[[ Data shown, beginning ]]
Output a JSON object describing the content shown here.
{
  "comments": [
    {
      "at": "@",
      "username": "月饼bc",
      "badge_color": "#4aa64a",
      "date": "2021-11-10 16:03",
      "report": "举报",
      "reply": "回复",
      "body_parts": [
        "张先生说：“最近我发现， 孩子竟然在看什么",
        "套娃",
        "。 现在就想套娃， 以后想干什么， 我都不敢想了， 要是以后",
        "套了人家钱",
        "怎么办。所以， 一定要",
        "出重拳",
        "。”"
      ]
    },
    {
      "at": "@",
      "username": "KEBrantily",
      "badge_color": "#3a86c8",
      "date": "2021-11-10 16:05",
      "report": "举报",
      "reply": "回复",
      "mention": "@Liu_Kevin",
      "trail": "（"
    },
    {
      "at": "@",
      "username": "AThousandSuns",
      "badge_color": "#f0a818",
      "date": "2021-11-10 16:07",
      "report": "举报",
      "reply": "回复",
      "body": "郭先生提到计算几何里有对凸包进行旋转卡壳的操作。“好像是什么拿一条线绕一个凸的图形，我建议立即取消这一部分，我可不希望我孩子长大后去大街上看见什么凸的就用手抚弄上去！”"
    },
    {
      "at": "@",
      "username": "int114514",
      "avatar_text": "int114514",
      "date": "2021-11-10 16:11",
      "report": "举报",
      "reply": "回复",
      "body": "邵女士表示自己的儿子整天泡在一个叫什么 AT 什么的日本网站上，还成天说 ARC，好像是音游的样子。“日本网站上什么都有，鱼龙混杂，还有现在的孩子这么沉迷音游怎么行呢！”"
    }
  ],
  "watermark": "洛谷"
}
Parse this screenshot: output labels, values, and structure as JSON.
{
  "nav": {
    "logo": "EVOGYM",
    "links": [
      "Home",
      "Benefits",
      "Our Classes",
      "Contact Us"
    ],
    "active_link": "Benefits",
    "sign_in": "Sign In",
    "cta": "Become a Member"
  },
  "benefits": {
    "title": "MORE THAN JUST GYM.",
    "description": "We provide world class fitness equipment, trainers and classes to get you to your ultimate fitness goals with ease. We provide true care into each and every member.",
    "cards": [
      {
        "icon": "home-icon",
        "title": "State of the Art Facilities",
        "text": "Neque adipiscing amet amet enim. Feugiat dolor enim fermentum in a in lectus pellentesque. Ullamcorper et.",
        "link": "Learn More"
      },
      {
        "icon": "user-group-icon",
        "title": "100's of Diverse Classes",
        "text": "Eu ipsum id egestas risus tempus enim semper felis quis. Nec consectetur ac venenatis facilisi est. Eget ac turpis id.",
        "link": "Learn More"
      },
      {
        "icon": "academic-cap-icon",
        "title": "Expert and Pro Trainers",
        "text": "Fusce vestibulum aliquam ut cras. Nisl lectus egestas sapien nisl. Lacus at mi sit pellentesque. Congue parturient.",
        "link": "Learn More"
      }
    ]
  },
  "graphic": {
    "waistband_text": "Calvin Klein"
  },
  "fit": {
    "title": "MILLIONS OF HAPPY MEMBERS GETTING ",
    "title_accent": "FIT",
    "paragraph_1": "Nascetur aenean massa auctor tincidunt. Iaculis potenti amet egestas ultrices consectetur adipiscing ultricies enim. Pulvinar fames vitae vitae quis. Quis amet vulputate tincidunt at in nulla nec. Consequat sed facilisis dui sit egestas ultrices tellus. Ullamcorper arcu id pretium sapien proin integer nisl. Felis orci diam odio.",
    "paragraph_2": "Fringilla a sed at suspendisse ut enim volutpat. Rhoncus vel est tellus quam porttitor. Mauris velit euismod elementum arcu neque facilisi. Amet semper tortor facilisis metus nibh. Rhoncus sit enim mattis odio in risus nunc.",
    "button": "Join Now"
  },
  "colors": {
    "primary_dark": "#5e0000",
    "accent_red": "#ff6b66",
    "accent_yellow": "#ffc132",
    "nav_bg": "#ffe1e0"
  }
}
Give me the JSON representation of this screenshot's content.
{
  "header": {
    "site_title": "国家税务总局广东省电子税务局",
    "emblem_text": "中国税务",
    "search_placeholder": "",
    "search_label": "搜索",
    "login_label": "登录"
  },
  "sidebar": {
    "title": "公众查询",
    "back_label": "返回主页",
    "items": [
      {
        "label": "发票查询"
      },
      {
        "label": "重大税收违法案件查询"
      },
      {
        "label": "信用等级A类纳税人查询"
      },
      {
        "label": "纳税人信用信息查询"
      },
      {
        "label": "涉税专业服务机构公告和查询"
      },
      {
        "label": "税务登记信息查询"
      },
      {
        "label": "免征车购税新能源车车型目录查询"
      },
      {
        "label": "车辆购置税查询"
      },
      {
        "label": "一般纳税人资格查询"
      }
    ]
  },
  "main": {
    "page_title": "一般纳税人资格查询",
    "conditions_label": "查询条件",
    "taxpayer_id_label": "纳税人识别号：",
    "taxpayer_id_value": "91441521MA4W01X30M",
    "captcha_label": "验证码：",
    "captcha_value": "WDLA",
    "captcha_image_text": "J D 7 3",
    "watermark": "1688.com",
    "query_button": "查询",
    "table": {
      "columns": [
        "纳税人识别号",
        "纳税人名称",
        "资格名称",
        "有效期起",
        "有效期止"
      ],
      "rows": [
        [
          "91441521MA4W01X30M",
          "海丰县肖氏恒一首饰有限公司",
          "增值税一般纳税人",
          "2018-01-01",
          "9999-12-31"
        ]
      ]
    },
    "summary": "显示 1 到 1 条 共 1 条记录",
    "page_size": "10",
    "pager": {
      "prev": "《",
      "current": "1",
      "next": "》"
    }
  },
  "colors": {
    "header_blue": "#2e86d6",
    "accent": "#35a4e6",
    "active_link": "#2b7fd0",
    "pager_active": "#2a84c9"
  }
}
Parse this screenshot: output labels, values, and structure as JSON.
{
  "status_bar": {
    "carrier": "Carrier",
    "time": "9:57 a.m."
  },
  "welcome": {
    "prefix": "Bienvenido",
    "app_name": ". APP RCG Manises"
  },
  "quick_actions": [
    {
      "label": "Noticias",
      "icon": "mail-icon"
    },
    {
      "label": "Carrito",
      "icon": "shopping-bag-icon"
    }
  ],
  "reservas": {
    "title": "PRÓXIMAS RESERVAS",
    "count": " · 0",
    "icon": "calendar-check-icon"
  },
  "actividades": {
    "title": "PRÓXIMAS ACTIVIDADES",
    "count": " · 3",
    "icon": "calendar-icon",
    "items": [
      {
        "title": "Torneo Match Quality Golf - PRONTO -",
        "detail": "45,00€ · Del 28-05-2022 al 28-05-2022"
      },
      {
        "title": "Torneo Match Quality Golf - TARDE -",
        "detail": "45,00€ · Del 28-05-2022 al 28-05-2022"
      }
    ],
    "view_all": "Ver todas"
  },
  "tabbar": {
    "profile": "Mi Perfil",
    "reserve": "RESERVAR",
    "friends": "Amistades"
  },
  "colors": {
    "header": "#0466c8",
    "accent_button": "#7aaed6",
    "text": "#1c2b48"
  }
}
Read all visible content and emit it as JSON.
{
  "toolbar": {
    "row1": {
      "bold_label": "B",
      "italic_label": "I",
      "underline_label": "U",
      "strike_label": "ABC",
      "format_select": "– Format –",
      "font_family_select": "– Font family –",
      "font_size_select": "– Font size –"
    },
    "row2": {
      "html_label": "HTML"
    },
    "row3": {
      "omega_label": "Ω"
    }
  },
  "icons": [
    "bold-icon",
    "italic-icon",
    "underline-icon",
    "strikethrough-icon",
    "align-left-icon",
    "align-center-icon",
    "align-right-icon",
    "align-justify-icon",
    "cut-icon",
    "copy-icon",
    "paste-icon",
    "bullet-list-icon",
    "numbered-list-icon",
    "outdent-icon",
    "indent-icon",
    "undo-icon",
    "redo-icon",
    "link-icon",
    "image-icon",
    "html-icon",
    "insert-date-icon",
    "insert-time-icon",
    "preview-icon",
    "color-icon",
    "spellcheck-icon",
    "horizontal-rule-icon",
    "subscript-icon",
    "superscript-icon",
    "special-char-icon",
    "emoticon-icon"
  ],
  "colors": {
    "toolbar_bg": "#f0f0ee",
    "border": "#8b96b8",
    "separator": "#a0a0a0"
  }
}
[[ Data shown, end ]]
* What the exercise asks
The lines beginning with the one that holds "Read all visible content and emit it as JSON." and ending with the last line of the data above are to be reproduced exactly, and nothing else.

* Expected output
Read all visible content and emit it as JSON.
{
  "toolbar": {
    "row1": {
      "bold_label": "B",
      "italic_label": "I",
      "underline_label": "U",
      "strike_label": "ABC",
      "format_select": "– Format –",
      "font_family_select": "– Font family –",
      "font_size_select": "– Font size –"
    },
    "row2": {
      "html_label": "HTML"
    },
    "row3": {
      "omega_label": "Ω"
    }
  },
  "icons": [
    "bold-icon",
    "italic-icon",
    "underline-icon",
    "strikethrough-icon",
    "align-left-icon",
    "align-center-icon",
    "align-right-icon",
    "align-justify-icon",
    "cut-icon",
    "copy-icon",
    "paste-icon",
    "bullet-list-icon",
    "numbered-list-icon",
    "outdent-icon",
    "indent-icon",
    "undo-icon",
    "redo-icon",
    "link-icon",
    "image-icon",
    "html-icon",
    "insert-date-icon",
    "insert-time-icon",
    "preview-icon",
    "color-icon",
    "spellcheck-icon",
    "horizontal-rule-icon",
    "subscript-icon",
    "superscript-icon",
    "special-char-icon",
    "emoticon-icon"
  ],
  "colors": {
    "toolbar_bg": "#f0f0ee",
    "border": "#8b96b8",
    "separator": "#a0a0a0"
  }
}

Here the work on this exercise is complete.